There’s no official reasoning behind the decision to keep American golden eagle coins 91.67% pure gold. However, it’s believed the coins were minted to replace the South African Krugerrands, which were also 22K. The Krugerrands were canceled in America in 1985 due to the West’s economic sanctions against South Africa for the country’s apartheid policy.

Another plausible reason for the 22K constitution could be that American Eagle coins are for general use. A 24K gold would have been too soft and changed shape and form during commerce. The gold alloy lends the coin durability, helping it look as good as new for longer. Although the proof variant of the coin wasn’t meant for circulation, it still stuck to the 22K composition to stay true to the ethos of the currency it was based on.

American Gold Eagle Coin vs. Buffalo Coin: What’s the difference?

The primary difference between American Eagle and American Buffalo gold coins is the latter’s 24-karat makeup. The coins have different designs too.
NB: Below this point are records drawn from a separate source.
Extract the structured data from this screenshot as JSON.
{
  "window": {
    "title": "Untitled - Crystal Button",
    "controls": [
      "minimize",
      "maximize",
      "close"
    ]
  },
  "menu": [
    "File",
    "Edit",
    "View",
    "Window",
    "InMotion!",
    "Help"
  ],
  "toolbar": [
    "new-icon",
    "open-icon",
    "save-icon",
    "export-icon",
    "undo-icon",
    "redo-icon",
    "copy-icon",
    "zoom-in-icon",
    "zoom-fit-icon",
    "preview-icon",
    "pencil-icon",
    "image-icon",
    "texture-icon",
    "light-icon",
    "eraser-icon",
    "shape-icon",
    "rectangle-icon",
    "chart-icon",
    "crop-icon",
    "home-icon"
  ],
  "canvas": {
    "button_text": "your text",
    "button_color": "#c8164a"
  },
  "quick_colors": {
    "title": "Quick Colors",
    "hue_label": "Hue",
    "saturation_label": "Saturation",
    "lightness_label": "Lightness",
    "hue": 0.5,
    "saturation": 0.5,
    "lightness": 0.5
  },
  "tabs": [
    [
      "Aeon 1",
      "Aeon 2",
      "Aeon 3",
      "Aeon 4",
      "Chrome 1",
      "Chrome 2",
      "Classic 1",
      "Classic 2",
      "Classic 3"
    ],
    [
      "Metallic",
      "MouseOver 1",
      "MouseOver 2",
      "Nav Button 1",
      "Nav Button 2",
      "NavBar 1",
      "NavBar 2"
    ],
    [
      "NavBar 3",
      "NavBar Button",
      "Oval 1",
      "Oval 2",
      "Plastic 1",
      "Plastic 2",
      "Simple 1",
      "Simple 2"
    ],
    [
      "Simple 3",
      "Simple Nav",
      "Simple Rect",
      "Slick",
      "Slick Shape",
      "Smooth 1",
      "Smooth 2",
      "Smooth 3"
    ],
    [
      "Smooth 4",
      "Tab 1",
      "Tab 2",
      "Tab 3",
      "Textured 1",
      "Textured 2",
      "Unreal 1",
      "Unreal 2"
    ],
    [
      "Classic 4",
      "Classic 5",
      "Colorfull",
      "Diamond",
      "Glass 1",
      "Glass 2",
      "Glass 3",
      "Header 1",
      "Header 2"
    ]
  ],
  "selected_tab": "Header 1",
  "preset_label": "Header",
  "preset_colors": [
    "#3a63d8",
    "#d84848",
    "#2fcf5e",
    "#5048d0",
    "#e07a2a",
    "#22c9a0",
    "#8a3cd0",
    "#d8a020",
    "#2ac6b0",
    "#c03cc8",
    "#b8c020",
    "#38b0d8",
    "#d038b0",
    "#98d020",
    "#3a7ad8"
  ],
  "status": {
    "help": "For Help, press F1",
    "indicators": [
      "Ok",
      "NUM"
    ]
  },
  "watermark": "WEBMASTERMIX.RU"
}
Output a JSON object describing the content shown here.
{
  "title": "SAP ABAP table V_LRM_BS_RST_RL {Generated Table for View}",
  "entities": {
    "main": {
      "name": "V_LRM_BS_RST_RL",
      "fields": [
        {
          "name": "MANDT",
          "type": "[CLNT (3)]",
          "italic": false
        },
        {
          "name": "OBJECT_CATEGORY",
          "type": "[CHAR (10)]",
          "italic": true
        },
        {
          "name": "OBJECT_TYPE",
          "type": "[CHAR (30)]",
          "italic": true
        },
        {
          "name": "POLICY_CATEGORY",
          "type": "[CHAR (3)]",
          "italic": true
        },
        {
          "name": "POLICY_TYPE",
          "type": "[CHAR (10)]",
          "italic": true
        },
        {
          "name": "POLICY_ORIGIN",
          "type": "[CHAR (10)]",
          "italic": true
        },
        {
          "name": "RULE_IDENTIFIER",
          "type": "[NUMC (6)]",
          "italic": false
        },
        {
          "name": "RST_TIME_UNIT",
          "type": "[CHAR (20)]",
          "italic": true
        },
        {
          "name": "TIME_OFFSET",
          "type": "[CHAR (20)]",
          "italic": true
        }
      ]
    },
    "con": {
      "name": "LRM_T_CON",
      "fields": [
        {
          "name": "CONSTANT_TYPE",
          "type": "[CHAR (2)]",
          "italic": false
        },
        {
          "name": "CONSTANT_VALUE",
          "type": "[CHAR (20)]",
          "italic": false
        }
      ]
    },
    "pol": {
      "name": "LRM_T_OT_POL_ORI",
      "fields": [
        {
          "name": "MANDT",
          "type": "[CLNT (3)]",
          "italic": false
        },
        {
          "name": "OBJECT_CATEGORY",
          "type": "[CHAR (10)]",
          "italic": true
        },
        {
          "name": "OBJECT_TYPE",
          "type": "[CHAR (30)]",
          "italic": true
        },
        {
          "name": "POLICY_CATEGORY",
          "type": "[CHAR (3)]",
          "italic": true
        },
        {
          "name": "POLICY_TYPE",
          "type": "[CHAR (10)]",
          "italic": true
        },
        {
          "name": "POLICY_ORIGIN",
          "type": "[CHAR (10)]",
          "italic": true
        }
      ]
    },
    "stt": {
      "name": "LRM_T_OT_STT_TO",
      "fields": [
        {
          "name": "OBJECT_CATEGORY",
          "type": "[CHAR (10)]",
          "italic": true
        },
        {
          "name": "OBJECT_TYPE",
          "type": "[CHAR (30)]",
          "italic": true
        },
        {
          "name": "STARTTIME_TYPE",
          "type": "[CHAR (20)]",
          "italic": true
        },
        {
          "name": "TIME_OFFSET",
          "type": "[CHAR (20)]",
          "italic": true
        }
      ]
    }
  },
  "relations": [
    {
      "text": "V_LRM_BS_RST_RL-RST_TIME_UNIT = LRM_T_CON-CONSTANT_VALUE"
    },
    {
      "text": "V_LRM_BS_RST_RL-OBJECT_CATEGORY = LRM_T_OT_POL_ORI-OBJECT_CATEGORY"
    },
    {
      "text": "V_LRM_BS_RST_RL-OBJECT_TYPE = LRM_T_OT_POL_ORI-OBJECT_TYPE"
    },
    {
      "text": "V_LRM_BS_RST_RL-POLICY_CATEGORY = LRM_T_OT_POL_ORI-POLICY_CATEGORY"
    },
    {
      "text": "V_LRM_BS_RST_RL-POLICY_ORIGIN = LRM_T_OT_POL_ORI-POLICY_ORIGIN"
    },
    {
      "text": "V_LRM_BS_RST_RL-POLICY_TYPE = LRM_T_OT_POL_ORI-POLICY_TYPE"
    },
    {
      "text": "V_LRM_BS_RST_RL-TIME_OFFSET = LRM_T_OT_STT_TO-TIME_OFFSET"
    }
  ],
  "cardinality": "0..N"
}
The Buffalo coin has a portrait headshot of an American Indian on the front and the American bison’s image on the rear.
The Buffalo gold coins were minted in response to several American coin buyers/investors gravitating to non-U.S. gold coins, such as the Canadian Maple Leaf, due to the American Eagle coins not being 100 percent pure gold. The U.S. government wanted to cash in on the buyer sentiment toward 24-karat gold coins and came up with the Buffalo coins to divert attention to U.S. gold. Talking about which one to buy out of the two depends purely on your preferences.

Gold Eagle Coin vs. Gold Maple Leaf Coin: What’s the difference?
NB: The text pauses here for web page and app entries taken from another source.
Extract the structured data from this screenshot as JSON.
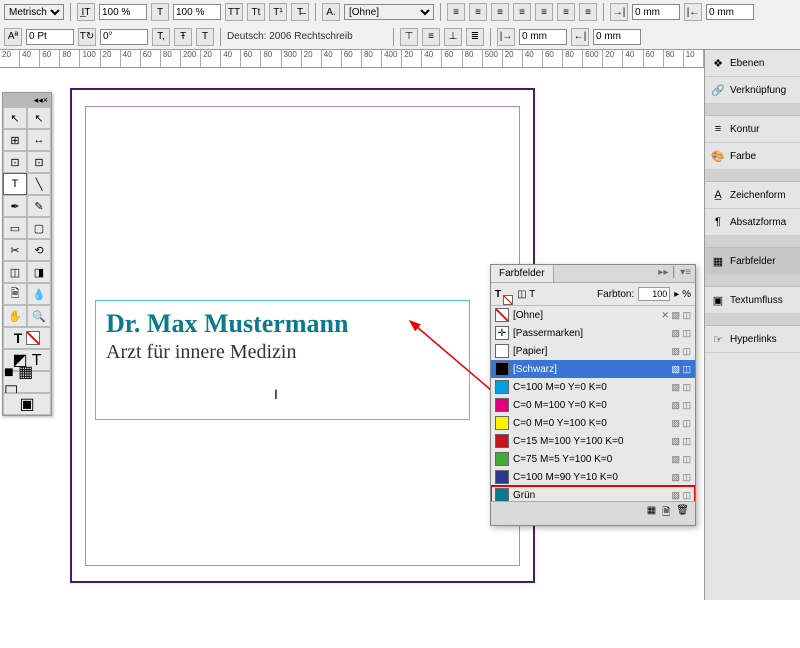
{
  "toolbar": {
    "units": "Metrisch",
    "scale1": "100 %",
    "scale2": "100 %",
    "leading": "0 Pt",
    "rotation": "0°",
    "style_none": "[Ohne]",
    "language": "Deutsch: 2006 Rechtschreib",
    "dim1": "0 mm",
    "dim2": "0 mm"
  },
  "ruler_ticks": [
    "20",
    "40",
    "60",
    "80",
    "100",
    "20",
    "40",
    "60",
    "80",
    "200",
    "20",
    "40",
    "60",
    "80",
    "300",
    "20",
    "40",
    "60",
    "80",
    "400",
    "20",
    "40",
    "60",
    "80",
    "500",
    "20",
    "40",
    "60",
    "80",
    "600",
    "20",
    "40",
    "60",
    "80",
    "10"
  ],
  "tools_header_close": "×",
  "canvas": {
    "headline": "Dr. Max Mustermann",
    "subline": "Arzt für innere Medizin"
  },
  "right_panel": {
    "items": [
      {
        "label": "Ebenen",
        "icon": "layers"
      },
      {
        "label": "Verknüpfung",
        "icon": "link"
      },
      {
        "label": "Kontur",
        "icon": "stroke"
      },
      {
        "label": "Farbe",
        "icon": "palette"
      },
      {
        "label": "Zeichenform",
        "icon": "char"
      },
      {
        "label": "Absatzforma",
        "icon": "para"
      },
      {
        "label": "Farbfelder",
        "icon": "swatches",
        "selected": true
      },
      {
        "label": "Textumfluss",
        "icon": "wrap"
      },
      {
        "label": "Hyperlinks",
        "icon": "hyperlink"
      }
    ]
  },
  "swatches": {
    "title": "Farbfelder",
    "tint_label": "Farbton:",
    "tint_value": "100",
    "tint_unit": "%",
    "rows": [
      {
        "name": "[Ohne]",
        "type": "none"
      },
      {
        "name": "[Passermarken]",
        "type": "registration"
      },
      {
        "name": "[Papier]",
        "color": "#ffffff"
      },
      {
        "name": "[Schwarz]",
        "color": "#000000",
        "selected": true
      },
      {
        "name": "C=100 M=0 Y=0 K=0",
        "color": "#00a0e3"
      },
      {
        "name": "C=0 M=100 Y=0 K=0",
        "color": "#e2007a"
      },
      {
        "name": "C=0 M=0 Y=100 K=0",
        "color": "#fff200"
      },
      {
        "name": "C=15 M=100 Y=100 K=0",
        "color": "#c4161c"
      },
      {
        "name": "C=75 M=5 Y=100 K=0",
        "color": "#3faa35"
      },
      {
        "name": "C=100 M=90 Y=10 K=0",
        "color": "#2a3890"
      },
      {
        "name": "Grün",
        "color": "#0a7b8c",
        "highlighted": true
      }
    ]
  }
}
The Canadian Gold Maple Leaf coin is a 24-karat gold coin. The primary difference between it and the American Gold Eagle coin is that it’s purer and is also a Canadian coin. Both coins are great investment coins. However, the Canadian Maple Leaf usually sells for a lesser premium, making it ideal for investors with a limited budget and appreciation on their minds.
The Canadian coin is the older of the two, first issued in 1979. The American Eagle coins were initially released in 1986. Talking about design, the Maple Leaf coin features the profile image of Queen Elizabeth II on the front and the maple leaf on the reverse, accompanied by several other design nuances on both sides.

How can you tell a fake American Gold Eagle?
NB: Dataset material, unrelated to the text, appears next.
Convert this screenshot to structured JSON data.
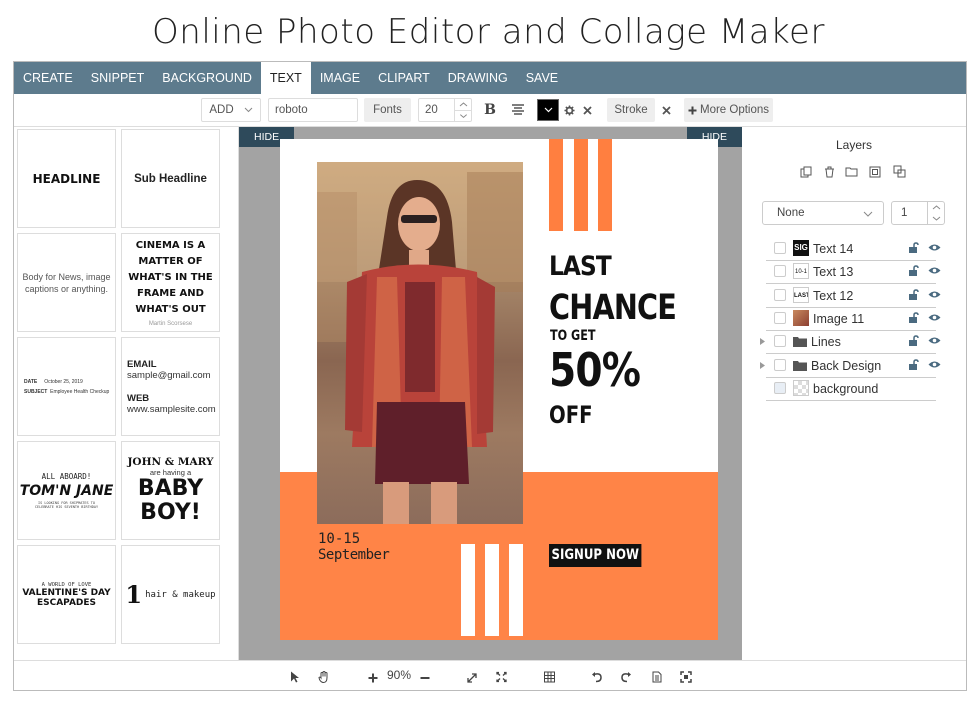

If you know how a real American Gold Eagle coin looks, have experience handling them, and have one to compare, it could be pretty straightforward to spot the fake. The fake coin’s design may be the same, but there could be some discrepancies in the details. For instance, the Liberty statue’s face would look different. The date inscription on the obverse may not be in the correct spot. It could be set slightly higher or lower than usual. The fake coin would lack depth in its details, unlike the original.
The coin’s gold color could be different or not the correct tone, discernible particularly at the edges. Since American Eagle gold coins are not pure gold, they could look slightly coppery. The fake coins could ignore that truth and look more yellow gold, similar to a 24-karat piece.
The fake coin’s weight will likely be identical to the original coin. Since that’s the first thing most people check and because it’s easy to replicate, the fake coin makers don’t miss out on that part. The diameters will also be the same. The counterfeit coin will sound flat when dropped on a floor or struck against another gold or precious metal coin. On the other hand, the real coin will make a long ringing sound.
If you have scientific purity testing equipment, the test results will be instant and not subject to interpretations. But note that most tools check the surface and do not get any deeper, which means a coin with a gold covering may pass the test. Since testing tools are not always foolproof, it’s sensible to employ the above testing methods to decide.

What is an American Gold Eagle coin worth?

The worth varies depending on your American Gold Eagle coin’s size or weight. The 1/10 oz. coins are the smallest and, therefore, the most inexpensive in the collection—usually selling for around $230 (as of October 2022). The 1 oz. coin trades for about $1,840. Of course, based on demand, the worth of these coins could be significantly higher but lower than their melt prices.